START PROVIDED INFORMATION

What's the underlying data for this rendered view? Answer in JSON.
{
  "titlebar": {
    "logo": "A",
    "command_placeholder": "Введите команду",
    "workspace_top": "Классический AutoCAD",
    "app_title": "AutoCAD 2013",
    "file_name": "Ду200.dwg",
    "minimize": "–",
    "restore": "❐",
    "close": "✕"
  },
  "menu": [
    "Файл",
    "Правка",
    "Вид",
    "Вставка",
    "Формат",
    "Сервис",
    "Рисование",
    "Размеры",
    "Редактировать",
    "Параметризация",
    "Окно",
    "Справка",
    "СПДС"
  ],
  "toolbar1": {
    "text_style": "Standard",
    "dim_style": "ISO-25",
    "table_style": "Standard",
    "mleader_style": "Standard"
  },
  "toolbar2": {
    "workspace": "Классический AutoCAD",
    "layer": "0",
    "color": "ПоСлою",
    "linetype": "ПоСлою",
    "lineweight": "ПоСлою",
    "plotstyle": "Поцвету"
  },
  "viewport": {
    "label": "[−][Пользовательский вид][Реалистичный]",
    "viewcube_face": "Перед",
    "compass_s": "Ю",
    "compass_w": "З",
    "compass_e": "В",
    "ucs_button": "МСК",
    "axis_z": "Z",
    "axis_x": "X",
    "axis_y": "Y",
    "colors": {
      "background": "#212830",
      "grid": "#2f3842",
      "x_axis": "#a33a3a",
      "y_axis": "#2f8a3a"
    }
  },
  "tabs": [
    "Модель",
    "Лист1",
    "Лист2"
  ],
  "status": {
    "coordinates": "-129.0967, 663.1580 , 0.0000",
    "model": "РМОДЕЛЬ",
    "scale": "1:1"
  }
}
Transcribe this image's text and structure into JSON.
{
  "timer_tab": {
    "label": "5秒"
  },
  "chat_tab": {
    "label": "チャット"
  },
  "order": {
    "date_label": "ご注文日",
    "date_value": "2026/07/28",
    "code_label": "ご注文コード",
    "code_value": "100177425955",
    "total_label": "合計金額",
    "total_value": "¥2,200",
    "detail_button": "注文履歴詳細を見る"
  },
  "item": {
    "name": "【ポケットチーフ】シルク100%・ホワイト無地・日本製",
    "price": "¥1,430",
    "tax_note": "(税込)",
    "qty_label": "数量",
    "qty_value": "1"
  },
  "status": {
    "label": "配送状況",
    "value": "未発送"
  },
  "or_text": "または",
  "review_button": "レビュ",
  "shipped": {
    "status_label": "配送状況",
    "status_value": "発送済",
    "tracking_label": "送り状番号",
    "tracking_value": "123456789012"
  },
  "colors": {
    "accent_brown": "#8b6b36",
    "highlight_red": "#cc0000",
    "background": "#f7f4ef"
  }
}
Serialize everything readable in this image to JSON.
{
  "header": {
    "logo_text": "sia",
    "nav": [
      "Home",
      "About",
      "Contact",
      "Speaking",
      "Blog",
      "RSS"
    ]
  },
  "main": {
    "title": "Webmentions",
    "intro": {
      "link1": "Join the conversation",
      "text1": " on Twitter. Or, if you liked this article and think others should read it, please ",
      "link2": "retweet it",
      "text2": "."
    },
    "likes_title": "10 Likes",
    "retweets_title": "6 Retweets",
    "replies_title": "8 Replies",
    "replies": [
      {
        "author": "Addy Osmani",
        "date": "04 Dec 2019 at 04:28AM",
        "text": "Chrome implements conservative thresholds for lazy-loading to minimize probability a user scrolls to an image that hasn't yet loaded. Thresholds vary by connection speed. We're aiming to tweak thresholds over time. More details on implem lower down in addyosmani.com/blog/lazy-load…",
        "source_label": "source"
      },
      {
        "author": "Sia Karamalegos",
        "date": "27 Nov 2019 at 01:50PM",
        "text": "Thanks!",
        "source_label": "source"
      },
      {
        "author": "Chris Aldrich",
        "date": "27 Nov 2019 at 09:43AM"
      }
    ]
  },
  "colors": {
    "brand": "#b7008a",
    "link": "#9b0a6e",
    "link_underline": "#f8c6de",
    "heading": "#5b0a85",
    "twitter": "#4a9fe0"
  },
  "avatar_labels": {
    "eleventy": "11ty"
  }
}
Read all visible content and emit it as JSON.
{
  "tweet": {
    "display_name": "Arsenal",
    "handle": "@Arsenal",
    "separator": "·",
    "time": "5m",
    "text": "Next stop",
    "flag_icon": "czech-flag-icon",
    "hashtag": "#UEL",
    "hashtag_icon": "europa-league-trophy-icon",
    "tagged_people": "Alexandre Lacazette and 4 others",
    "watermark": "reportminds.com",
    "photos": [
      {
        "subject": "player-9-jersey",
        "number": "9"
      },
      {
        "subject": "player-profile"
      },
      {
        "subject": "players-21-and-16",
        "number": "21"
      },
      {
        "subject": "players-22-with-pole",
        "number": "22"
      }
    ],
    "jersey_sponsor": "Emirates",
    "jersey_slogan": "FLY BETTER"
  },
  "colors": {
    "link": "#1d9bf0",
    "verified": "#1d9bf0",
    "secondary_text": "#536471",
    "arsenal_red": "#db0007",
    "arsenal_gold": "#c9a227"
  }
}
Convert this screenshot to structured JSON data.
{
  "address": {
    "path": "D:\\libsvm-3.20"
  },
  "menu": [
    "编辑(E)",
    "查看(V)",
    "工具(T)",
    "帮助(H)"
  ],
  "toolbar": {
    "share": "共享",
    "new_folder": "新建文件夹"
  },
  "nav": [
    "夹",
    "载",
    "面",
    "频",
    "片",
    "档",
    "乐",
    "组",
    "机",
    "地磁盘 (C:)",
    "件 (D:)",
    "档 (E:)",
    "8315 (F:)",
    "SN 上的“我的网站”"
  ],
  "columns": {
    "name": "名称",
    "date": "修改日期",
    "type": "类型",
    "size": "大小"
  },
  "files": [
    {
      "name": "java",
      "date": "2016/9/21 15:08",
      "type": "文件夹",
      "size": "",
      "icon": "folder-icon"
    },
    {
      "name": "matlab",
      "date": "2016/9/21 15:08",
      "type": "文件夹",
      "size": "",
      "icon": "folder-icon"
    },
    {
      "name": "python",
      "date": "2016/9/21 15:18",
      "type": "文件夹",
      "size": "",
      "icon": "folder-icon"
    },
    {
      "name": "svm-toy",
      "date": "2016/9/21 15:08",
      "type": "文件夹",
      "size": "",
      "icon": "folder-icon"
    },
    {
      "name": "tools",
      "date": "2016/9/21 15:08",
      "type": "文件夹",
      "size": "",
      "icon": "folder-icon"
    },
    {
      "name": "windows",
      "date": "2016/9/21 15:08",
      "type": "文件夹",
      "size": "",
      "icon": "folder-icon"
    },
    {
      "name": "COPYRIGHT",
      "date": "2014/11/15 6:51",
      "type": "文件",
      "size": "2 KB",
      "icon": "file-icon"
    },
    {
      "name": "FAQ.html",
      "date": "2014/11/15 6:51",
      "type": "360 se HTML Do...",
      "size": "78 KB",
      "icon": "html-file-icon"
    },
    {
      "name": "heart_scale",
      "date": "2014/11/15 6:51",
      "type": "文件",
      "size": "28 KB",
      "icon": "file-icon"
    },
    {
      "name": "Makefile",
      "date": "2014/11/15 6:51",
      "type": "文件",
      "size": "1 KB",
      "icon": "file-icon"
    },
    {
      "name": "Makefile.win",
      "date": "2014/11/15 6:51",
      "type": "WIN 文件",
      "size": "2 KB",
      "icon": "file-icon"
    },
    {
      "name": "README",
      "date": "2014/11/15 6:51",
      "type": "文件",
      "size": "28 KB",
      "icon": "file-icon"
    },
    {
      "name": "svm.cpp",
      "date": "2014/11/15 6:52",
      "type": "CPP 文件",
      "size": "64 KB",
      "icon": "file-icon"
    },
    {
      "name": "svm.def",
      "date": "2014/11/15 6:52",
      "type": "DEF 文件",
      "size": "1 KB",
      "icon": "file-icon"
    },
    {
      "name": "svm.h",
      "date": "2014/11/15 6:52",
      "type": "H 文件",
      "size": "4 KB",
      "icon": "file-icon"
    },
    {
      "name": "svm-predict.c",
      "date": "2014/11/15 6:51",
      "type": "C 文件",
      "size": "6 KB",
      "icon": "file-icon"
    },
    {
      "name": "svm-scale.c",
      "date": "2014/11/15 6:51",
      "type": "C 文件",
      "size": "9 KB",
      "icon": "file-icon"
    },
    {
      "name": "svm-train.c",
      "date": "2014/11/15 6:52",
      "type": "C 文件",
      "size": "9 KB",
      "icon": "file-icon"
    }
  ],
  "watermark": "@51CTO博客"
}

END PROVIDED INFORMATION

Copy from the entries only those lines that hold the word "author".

        "author": "Addy Osmani",
        "author": "Sia Karamalegos",
        "author": "Chris Aldrich",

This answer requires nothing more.